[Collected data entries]

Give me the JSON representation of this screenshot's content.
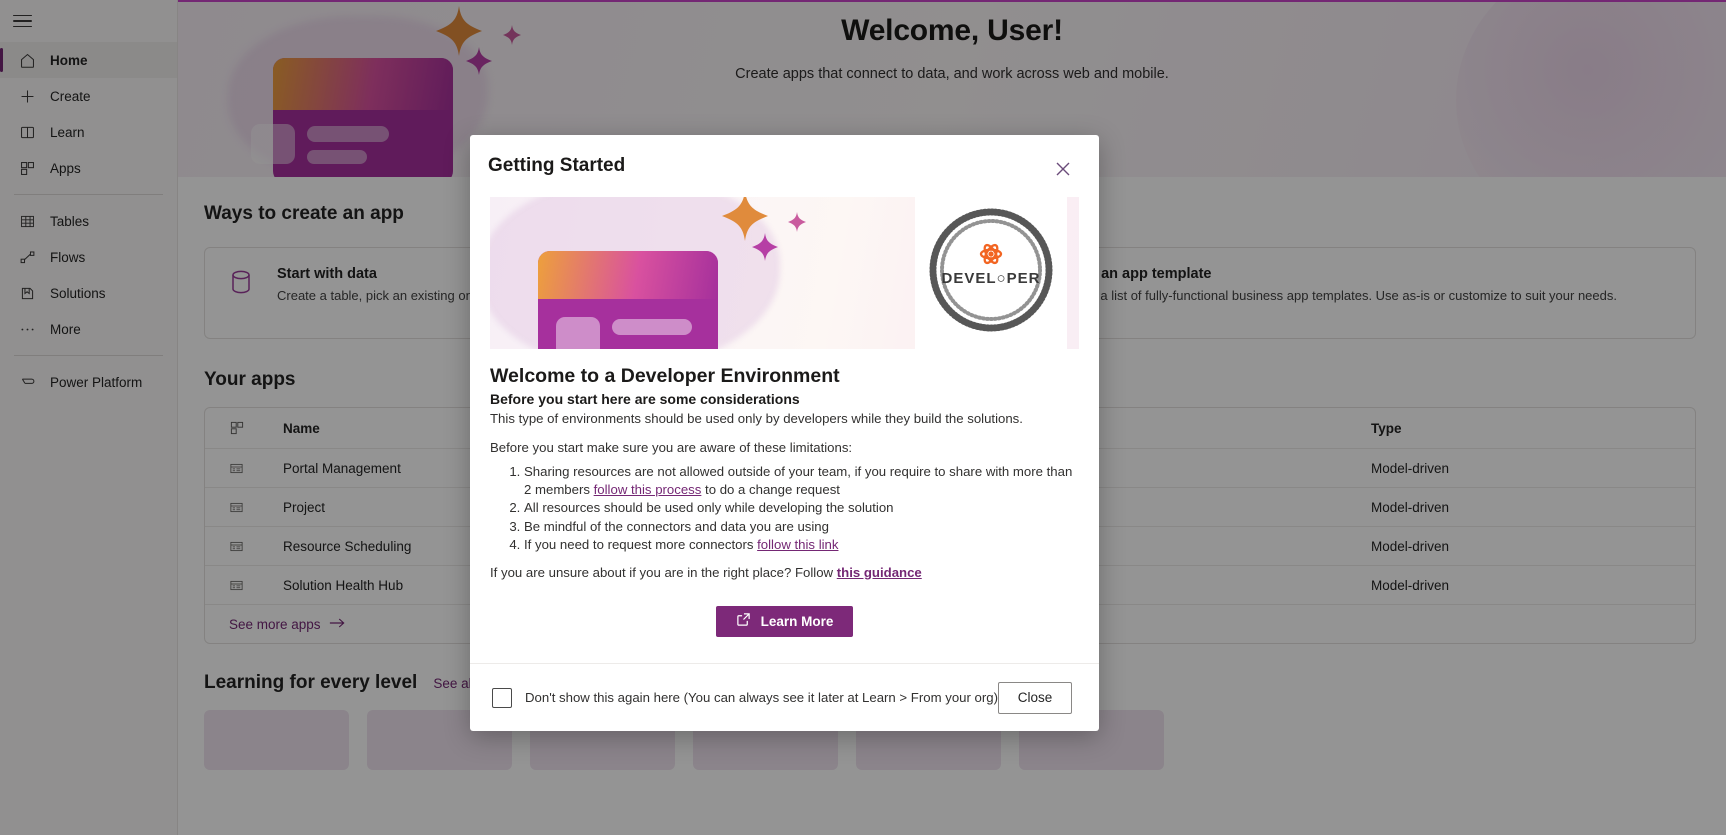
{
  "sidebar": {
    "menu_icon": "hamburger-icon",
    "items": [
      {
        "label": "Home",
        "icon": "home-icon",
        "active": true
      },
      {
        "label": "Create",
        "icon": "plus-icon",
        "active": false
      },
      {
        "label": "Learn",
        "icon": "book-icon",
        "active": false
      },
      {
        "label": "Apps",
        "icon": "apps-grid-icon",
        "active": false
      }
    ],
    "items2": [
      {
        "label": "Tables",
        "icon": "table-icon"
      },
      {
        "label": "Flows",
        "icon": "flow-icon"
      },
      {
        "label": "Solutions",
        "icon": "solutions-icon"
      },
      {
        "label": "More",
        "icon": "ellipsis-icon"
      }
    ],
    "items3": [
      {
        "label": "Power Platform",
        "icon": "power-platform-icon"
      }
    ]
  },
  "hero": {
    "title": "Welcome, User!",
    "subtitle": "Create apps that connect to data, and work across web and mobile."
  },
  "main": {
    "ways_title": "Ways to create an app",
    "cards": [
      {
        "title": "Start with data",
        "desc": "Create a table, pick an existing one, or connect from Excel to create an app.",
        "icon": "database-icon"
      },
      {
        "title": "Start with an app template",
        "desc": "Select from a list of fully-functional business app templates. Use as-is or customize to suit your needs.",
        "icon": "template-icon"
      }
    ],
    "apps_title": "Your apps",
    "table": {
      "columns": [
        "Name",
        "Type"
      ],
      "header_icon": "apps-grid-icon",
      "rows": [
        {
          "name": "Portal Management",
          "type": "Model-driven",
          "icon": "model-app-icon"
        },
        {
          "name": "Project",
          "type": "Model-driven",
          "icon": "model-app-icon"
        },
        {
          "name": "Resource Scheduling",
          "type": "Model-driven",
          "icon": "model-app-icon"
        },
        {
          "name": "Solution Health Hub",
          "type": "Model-driven",
          "icon": "model-app-icon"
        }
      ],
      "see_more": "See more apps",
      "see_more_icon": "arrow-right-icon"
    },
    "learning_title": "Learning for every level",
    "see_all": "See all"
  },
  "modal": {
    "title": "Getting Started",
    "close_icon": "close-icon",
    "banner_badge_text": "DEVEL○PER",
    "heading": "Welcome to a Developer Environment",
    "subheading": "Before you start here are some considerations",
    "intro": "This type of environments should be used only by developers while they build the solutions.",
    "limitations_intro": "Before you start make sure you are aware of these limitations:",
    "limitations": [
      {
        "pre": "Sharing resources are not allowed outside of your team, if you require to share with more than 2 members ",
        "link": "follow this process",
        "post": " to do a change request"
      },
      {
        "pre": "All resources should be used only while developing the solution",
        "link": "",
        "post": ""
      },
      {
        "pre": "Be mindful of the connectors and data you are using",
        "link": "",
        "post": ""
      },
      {
        "pre": "If you need to request more connectors ",
        "link": "follow this link",
        "post": ""
      }
    ],
    "guidance_pre": "If you are unsure about if you are in the right place? Follow ",
    "guidance_link": "this guidance",
    "learn_more_label": "Learn More",
    "learn_more_icon": "external-link-icon",
    "checkbox_label": "Don't show this again here (You can always see it later at Learn > From your org)",
    "checkbox_checked": false,
    "close_label": "Close"
  },
  "colors": {
    "accent": "#742774",
    "button": "#7d2979",
    "overlay": "rgba(0,0,0,0.42)"
  }
}
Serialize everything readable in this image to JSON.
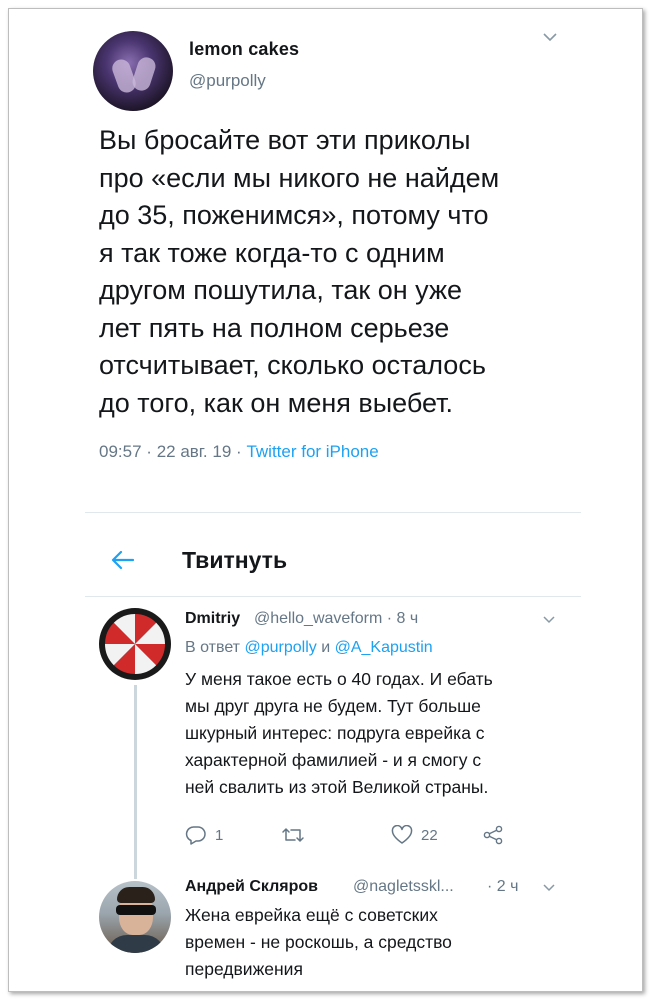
{
  "main_tweet": {
    "name": "lemon cakes",
    "handle": "@purpolly",
    "text": "Вы бросайте вот эти приколы\nпро «если мы никого не найдем\nдо 35, поженимся», потому что\nя так тоже когда-то с одним\nдругом пошутила, так он уже\nлет пять на полном серьезе\nотсчитывает, сколько осталось\nдо того, как он меня выебет.",
    "time": "09:57",
    "date": "22 авг. 19",
    "source": "Twitter for iPhone",
    "sep": "·"
  },
  "header": {
    "title": "Твитнуть",
    "back_icon": "arrow-left-icon"
  },
  "replies": [
    {
      "name": "Dmitriy",
      "handle": "@hello_waveform",
      "age": "8 ч",
      "reply_prefix": "В ответ",
      "reply_mention_1": "@purpolly",
      "reply_and": "и",
      "reply_mention_2": "@A_Kapustin",
      "text": "У меня такое есть о 40 годах. И ебать\nмы друг друга не будем. Тут больше\nшкурный интерес: подруга еврейка с\nхарактерной фамилией - и я смогу с\nней свалить из этой Великой страны.",
      "replies_count": "1",
      "retweets_count": "",
      "likes_count": "22"
    },
    {
      "name": "Андрей Скляров",
      "handle": "@nagletsskl...",
      "age": "2 ч",
      "text": "Жена еврейка ещё с советских\nвремен - не роскошь, а средство\nпередвижения"
    }
  ],
  "colors": {
    "accent": "#1da1f2",
    "secondary_text": "#657786",
    "primary_text": "#14171a",
    "divider": "#e1e8ed"
  }
}
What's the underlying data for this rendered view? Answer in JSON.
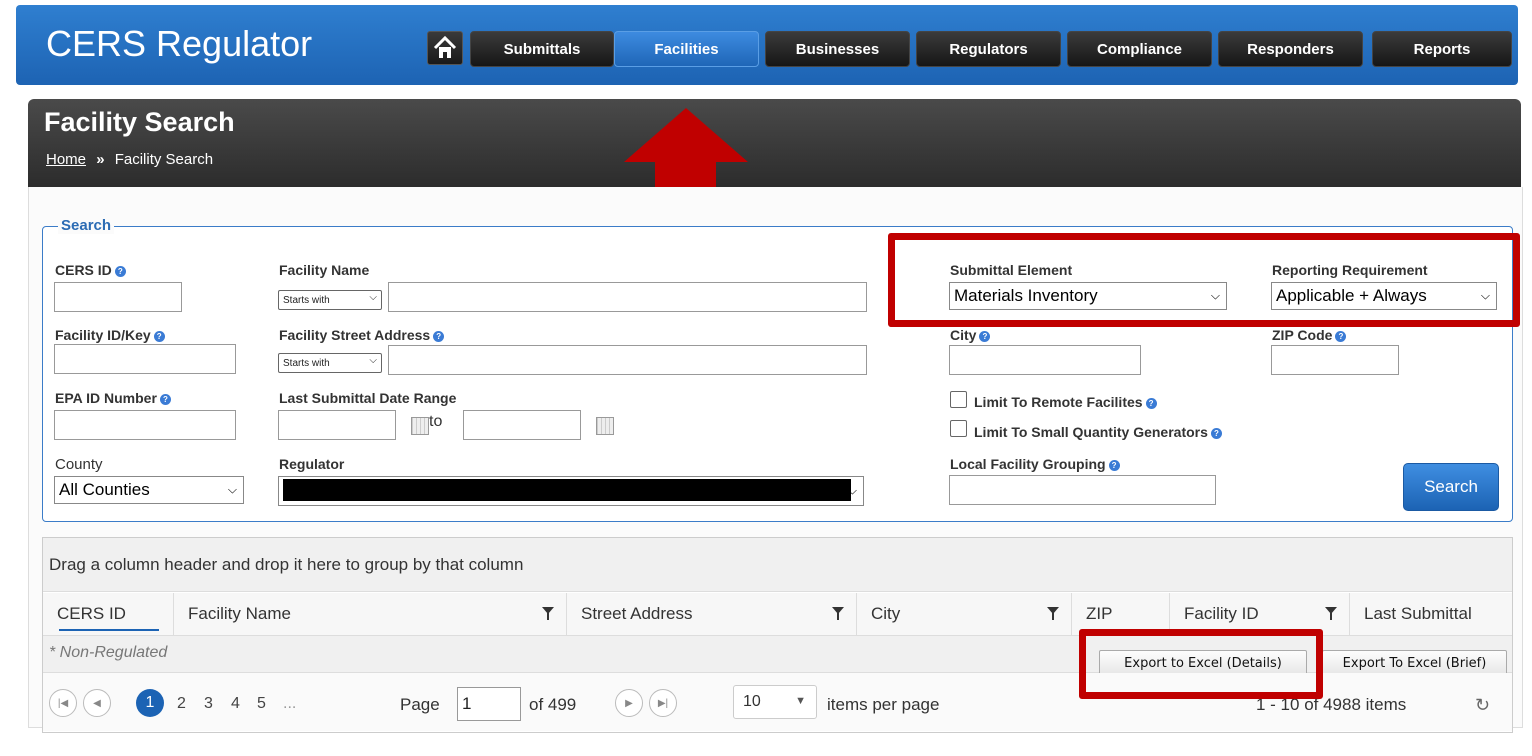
{
  "app": {
    "title": "CERS Regulator"
  },
  "nav": {
    "home_icon": "home-icon",
    "items": [
      "Submittals",
      "Facilities",
      "Businesses",
      "Regulators",
      "Compliance",
      "Responders",
      "Reports"
    ],
    "active": "Facilities"
  },
  "page": {
    "title": "Facility Search",
    "breadcrumb_home": "Home",
    "breadcrumb_sep": "»",
    "breadcrumb_current": "Facility Search"
  },
  "search": {
    "legend": "Search",
    "cers_id_label": "CERS ID",
    "facility_name_label": "Facility Name",
    "name_match": "Starts with",
    "facility_key_label": "Facility ID/Key",
    "street_label": "Facility Street Address",
    "street_match": "Starts with",
    "epa_label": "EPA ID Number",
    "date_label": "Last Submittal Date Range",
    "to_label": "to",
    "county_label": "County",
    "county_value": "All Counties",
    "regulator_label": "Regulator",
    "submittal_label": "Submittal Element",
    "submittal_value": "Materials Inventory",
    "reporting_label": "Reporting Requirement",
    "reporting_value": "Applicable + Always",
    "city_label": "City",
    "zip_label": "ZIP Code",
    "remote_label": "Limit To Remote Facilites",
    "sqg_label": "Limit To Small Quantity Generators",
    "grouping_label": "Local Facility Grouping",
    "search_button": "Search"
  },
  "grid": {
    "group_hint": "Drag a column header and drop it here to group by that column",
    "columns": [
      "CERS ID",
      "Facility Name",
      "Street Address",
      "City",
      "ZIP",
      "Facility ID",
      "Last Submittal"
    ],
    "non_regulated": "* Non-Regulated",
    "export_details": "Export to Excel (Details)",
    "export_brief": "Export To Excel (Brief)"
  },
  "pager": {
    "pages": [
      "1",
      "2",
      "3",
      "4",
      "5",
      "..."
    ],
    "page_label": "Page",
    "page_value": "1",
    "of_label": "of 499",
    "per_page_value": "10",
    "per_page_label": "items per page",
    "summary": "1 - 10 of 4988 items"
  },
  "colors": {
    "nav_blue": "#1d63b3",
    "highlight_red": "#c00000",
    "header_dark": "#2c2c2c"
  }
}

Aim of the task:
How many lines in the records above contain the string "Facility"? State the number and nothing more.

Solution to this task:
8